The construction sector has returned to growth after a nine-month downturn, thanks to increased activity among both commercial and residential projects.
IHS Markit’s purchasing managers’ index rose to 52.6 in February, up from 48.4 in January. It is the first time since April 2019 that the sector has registered above the 50 mark, which indicates growth rather than contraction.
Alternative property lenders have heralded the positive data, which follows an increase in house prices.
Last month, the overall rate of construction output growth was the fastest for 14 months and the increase in new work was the steepest recorded for just over four years.
Residential activity remained the best-performing construction category with the data showing the strongest expansion of housebuilding activity since July 2018.
“Since the Election the housing market has benefited from greater direction, there is a government with a large majority, it is committed to building more houses and Brexit has been decided,” Andrew Turnbull, managing director of Wellesley, said.
“So, 2020 has started well and activity has increased, the one key uncertainty at present is the coronavirus and what effect this will have in the UK as this could delay a further recovery in activity.”
“Before the election, a lot of people were sitting on deals and waiting to see what happens with the election and with Brexit,” said Roxana Mohammadian-Molina, chief strategy officer at Blend Network.
“They were on a ‘wait and see’ mood. Now, we see people coming back and really wanting to get the deals done.
“We see a lot more optimism both in London and across the UK regions. People are looking to get the deals across the line following nearly three years of uncertainty.”
Neal Moy, head of property finance at RateSetter, said that confidence in the sector has been boosted by greater political stability following the General election, including more clarity on Brexit, and he hopes that confidence continues to grow.

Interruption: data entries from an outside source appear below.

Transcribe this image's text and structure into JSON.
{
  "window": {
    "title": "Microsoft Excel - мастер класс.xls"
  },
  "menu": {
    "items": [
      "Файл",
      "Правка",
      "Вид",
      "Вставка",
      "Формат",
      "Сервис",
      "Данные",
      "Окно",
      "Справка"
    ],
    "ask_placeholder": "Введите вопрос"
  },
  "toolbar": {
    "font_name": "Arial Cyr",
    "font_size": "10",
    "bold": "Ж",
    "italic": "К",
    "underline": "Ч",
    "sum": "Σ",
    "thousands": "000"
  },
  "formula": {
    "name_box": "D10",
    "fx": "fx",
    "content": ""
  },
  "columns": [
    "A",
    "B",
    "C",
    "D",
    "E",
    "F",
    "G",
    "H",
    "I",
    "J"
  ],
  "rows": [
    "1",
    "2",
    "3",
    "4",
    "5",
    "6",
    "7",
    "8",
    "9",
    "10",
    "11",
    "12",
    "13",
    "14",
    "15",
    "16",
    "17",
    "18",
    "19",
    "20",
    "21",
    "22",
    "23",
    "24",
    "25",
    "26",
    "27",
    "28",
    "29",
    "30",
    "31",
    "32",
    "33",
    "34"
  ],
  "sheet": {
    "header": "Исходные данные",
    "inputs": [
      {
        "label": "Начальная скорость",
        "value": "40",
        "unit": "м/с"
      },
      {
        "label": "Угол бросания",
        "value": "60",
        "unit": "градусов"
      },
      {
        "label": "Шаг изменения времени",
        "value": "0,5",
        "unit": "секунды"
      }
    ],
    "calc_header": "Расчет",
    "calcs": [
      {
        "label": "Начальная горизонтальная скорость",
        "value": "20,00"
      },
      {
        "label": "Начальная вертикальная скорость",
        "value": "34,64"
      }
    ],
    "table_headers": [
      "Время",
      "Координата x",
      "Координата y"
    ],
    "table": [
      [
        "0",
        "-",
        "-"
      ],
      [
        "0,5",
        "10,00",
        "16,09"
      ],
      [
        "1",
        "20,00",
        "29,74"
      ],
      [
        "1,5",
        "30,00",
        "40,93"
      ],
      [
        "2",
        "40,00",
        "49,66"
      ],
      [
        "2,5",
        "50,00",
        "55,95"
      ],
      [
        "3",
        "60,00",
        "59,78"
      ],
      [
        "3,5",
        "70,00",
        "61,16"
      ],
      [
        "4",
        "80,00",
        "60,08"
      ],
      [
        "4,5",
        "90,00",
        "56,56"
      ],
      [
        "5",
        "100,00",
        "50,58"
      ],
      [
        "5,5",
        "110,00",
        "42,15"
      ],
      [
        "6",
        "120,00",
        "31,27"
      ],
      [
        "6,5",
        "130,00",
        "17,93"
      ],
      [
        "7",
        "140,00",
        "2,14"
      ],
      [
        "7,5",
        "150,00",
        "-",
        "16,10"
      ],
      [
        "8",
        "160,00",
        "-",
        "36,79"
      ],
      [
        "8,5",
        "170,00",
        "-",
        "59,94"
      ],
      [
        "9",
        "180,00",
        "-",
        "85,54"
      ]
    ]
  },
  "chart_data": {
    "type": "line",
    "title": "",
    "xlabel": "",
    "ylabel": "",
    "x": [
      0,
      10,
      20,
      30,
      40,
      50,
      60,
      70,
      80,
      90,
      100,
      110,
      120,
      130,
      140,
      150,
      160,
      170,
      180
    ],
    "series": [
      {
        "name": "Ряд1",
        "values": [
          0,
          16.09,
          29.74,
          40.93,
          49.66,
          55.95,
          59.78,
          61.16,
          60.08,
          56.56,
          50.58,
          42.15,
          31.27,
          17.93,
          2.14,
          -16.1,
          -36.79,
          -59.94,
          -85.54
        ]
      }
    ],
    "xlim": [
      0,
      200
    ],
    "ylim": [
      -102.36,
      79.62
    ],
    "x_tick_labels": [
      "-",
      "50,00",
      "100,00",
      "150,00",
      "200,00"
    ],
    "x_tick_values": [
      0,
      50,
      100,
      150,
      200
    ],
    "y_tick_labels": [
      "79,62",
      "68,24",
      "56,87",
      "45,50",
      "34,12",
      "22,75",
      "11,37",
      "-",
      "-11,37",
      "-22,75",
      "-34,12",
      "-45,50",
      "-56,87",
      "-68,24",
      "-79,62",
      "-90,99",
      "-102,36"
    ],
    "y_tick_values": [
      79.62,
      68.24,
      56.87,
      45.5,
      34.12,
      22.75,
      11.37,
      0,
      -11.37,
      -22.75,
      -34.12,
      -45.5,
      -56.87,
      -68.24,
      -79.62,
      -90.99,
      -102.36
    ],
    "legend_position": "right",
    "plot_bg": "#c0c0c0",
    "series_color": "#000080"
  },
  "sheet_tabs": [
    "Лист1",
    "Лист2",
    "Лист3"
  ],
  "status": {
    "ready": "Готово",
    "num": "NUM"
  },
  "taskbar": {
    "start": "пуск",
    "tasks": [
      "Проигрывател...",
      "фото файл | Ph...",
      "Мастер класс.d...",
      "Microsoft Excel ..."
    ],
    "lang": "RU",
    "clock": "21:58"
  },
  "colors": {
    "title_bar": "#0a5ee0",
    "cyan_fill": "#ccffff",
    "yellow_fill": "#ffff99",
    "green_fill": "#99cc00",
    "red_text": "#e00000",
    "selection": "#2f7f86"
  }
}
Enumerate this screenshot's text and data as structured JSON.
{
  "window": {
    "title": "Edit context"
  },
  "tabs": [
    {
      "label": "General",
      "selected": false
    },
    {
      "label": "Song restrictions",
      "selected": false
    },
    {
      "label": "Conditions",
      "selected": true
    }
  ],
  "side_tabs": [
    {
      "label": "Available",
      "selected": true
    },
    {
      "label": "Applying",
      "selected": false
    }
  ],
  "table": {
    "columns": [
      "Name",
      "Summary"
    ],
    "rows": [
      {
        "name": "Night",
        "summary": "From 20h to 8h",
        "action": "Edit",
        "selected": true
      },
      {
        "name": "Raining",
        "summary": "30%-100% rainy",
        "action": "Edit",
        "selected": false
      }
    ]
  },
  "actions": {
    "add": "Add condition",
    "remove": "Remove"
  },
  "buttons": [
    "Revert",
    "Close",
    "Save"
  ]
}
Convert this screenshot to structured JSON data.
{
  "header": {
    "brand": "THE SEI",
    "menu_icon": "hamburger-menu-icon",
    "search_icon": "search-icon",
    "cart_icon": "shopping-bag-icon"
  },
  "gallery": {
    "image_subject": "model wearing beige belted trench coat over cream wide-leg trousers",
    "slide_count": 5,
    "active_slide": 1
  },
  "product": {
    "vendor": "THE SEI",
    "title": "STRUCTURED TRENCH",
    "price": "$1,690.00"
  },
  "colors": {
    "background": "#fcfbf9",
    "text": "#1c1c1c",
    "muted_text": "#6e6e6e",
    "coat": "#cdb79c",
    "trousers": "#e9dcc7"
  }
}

“Activity levels in the property development sector are rising – RateSetter property finance deal flow remains strong and we have noticed that recently more developers have repaid their loans early as they complete the sale of their developments more quickly,” he said.
However, some platforms have not experienced the Boris bounce.
Arya Taware, founder and managing director of FutureBricks, said that it only applies to larger projects.
“We have not seen any dip nor any bonus as we focus on smaller projects below £5m mark as these kind of projects are last to get affected because use of end product is for domestic use,” said Taware.
“Such instant price sensitivities in my opinion applies to bigger projects where most of the end units are sold off as investment products than for end users for the purposes of primary residence.”
The survey also revealed that construction firms are still upbeat about their growth prospects for the next 12 months.
The degree of optimism in February dipped from January’s survey, but remained much stronger than seen in the second half of 2019.
“The Boris bounce has boosted sentiment among housebuilders and breathed new life into UK bricks and mortar,” said Gareth Belsham, director of the national property consultancy and surveyors, Naismiths.
“For a few months now there has been a growing sense of optimism in the construction sector and this is the strongest evidence yet that there is some real substance to it.
“Private sector developers who were sitting on their hands in 2019 and generally mothballing projects against such an uncertain political backdrop are now back in the game.
“The industry is acutely aware of the uncertainty that trade negotiations with the EU could yet bring in but for now housebuilders are making hay while the sun shines.”
Tim Moore, economics director at IHS Markit, reiterated that February’s survey data supports signs that the UK construction sector is recovering.
“Growth of business activity was stronger than at any time since the end of 2018, supported by the fastest rise in new orders for just over four years,” he said.
“There were widespread reports that pent-up demand released since the General Election had helped to boost workloads, especially in relation to housebuilding and commercial construction projects.
“Some construction firms suggested that the recovery in output would have been even stronger had there not been disruptions on site from severe weather conditions in February.”